But today, as then, the epidemic knew no borders and, on August 2, the first patients appeared in Lagos. The city's two parishes housed 2 dwellings, with a population of 278 residents.

The dwellings of 'wealthy people are comfortable, airy, and clean. The streets are well paved, and the public markets are kept very clean”. Clothing and food for the poorest were similar to those in Fuzeta and Tavira, although the Lacobrigenses consumed wine and brandy «with some excess».

In terms of vegetation, the vines and fig trees stood out, moreover «very well cultivated». A short distance away, there was a large swamp and in it a water tank from a spring, which, led by a masonry channel, enters the city for the use of the inhabitants; is sufficient and of good quality». Severely attacked by cholera in 1833, intermittent fevers (malaria) were endemic there in summer and autumn.

The parish of Luz had 278 dwellings and 1 inhabitants, while Bensafrim and Barão de São João (annexed to the former) had 342 dwellings with 581 inhabitants. Odiáxere had 1 homes for 470 customers.

Luz, in the municipality of Lagos

 

Cholera made itself felt first in the poorest fishermen, substantially increasing the number of daily cases, “exacerbating horribly” on the 23rd and 24th of August, to such an extent that the doctors could not help everyone.

As in Tavira, temporary hospitals were created (two in the city), as well as financial and dietary resources for the indigent.

On the 5th of September, the cases ceased in Lagos, while in rural parishes they ended on the 23rd of the same month. In both hospitals, 215 people were hospitalized, of which 140 died.

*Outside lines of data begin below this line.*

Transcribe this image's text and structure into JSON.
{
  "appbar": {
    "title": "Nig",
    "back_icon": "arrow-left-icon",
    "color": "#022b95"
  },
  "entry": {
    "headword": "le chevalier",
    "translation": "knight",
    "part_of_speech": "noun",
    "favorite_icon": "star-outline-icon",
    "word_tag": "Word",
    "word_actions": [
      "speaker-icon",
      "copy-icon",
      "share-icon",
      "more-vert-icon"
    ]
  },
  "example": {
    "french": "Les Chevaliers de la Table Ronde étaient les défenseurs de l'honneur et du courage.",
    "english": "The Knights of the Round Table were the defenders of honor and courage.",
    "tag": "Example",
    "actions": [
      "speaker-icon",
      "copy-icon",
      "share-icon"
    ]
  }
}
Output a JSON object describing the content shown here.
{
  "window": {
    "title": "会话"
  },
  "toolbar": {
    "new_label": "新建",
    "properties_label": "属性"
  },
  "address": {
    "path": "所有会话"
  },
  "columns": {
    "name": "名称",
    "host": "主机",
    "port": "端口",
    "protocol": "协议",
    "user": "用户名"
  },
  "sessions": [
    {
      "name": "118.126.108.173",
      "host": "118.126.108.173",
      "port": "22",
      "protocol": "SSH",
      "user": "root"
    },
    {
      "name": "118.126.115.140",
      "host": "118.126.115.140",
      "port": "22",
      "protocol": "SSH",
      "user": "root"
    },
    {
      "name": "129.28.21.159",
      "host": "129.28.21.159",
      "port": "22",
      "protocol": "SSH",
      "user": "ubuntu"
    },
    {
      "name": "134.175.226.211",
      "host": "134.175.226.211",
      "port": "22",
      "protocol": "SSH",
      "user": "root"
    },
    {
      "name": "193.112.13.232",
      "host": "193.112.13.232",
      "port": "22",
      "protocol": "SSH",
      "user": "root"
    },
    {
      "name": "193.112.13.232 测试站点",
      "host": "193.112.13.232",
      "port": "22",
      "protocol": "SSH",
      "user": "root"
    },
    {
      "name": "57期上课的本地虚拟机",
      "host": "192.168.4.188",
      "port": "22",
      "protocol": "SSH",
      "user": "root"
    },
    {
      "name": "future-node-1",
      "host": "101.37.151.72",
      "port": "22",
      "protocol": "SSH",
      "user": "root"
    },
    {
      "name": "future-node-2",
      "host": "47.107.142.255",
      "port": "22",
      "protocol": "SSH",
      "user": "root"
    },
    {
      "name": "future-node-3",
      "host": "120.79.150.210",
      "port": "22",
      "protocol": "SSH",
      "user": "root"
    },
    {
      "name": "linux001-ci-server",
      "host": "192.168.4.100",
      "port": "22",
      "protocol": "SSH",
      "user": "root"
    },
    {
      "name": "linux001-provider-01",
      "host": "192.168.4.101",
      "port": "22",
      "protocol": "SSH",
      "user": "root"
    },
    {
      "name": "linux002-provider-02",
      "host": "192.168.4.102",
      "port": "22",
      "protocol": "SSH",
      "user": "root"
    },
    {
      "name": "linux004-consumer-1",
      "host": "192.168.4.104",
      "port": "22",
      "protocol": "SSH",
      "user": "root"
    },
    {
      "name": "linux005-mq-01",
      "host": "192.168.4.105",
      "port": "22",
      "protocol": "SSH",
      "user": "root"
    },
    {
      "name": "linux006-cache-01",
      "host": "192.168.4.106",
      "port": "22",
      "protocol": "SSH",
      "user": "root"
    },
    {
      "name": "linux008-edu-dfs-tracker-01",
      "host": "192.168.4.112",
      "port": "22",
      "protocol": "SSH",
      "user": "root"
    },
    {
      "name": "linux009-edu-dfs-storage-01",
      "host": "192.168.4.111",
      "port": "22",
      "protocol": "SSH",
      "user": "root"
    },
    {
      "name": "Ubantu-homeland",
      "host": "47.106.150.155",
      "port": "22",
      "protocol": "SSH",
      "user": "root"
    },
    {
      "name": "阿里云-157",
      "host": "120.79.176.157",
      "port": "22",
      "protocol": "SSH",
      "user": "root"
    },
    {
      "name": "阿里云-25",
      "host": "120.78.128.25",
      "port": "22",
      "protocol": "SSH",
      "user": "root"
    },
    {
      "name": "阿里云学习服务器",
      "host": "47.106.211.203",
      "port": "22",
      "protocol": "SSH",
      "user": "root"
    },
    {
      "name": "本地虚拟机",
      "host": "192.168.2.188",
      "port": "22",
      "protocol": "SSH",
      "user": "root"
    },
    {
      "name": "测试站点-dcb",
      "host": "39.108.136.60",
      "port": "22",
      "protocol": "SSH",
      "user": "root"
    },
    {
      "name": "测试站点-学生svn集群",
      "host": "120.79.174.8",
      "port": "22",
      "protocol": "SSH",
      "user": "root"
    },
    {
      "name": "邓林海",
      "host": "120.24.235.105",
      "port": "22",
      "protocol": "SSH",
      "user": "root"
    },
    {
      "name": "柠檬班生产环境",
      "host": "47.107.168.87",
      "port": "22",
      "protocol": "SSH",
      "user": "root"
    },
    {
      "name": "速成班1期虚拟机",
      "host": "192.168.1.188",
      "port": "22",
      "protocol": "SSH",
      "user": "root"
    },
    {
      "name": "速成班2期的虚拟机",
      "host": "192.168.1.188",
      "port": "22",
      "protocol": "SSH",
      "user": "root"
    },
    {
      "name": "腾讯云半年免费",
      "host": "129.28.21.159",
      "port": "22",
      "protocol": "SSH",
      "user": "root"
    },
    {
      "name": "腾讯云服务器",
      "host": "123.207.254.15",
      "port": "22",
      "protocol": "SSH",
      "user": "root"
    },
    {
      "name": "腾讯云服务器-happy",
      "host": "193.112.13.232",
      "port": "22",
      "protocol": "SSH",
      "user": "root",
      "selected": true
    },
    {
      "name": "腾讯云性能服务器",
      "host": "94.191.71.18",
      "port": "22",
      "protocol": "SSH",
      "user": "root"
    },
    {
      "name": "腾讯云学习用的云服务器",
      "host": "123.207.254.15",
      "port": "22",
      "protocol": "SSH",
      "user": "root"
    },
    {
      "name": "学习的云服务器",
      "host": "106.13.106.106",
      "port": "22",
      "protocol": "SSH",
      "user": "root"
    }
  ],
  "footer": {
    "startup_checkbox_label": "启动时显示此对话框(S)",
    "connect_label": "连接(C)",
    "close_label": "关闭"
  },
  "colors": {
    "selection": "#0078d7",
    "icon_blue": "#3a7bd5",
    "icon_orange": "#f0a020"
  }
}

At home, in the parishes of the city, 1 people were infected (essentially São Sebastião with 311), of whom 539 died. At Light, of 99 patients, 63 lost their lives. in turn in Odiaxere there were 97 infected and 31 deaths. As for Bensafrim e Baron of St. John death was overwhelming, 28 of 25 patients died.

In the 53 days of the epidemic, in the municipality of Lagos, 1 were infected, 750 were cured and 989 died. Quantities to which 761 soldiers from the 56th Infantry Regiment were added, of which 15 were fatal victims.

In such a «calamitous crisis», the two doctors Francisco de Sousa Castelo Branco and João Camilo de Miranda, as well as the administrator of the municipality, António Baraona Fragozo, stood out.

However, «the horrors of a deadly and devastating epidemic» were still far from over in the Algarve of 1855. On the 8th of August it made itself felt in Faro.

 

(Go on)

 

Author Aurélio Nuno Cabrita is an environmental engineer and researcher of local and regional history, as well as a regular collaborator of the Sul Informação.

Note: In the transcripts, the spelling of the time was preserved. The images correspond to illustrated postcards from the first half of the XNUMXth century, with the exception of the table, inserted in the Report.

 

 
 

 



Comments

pub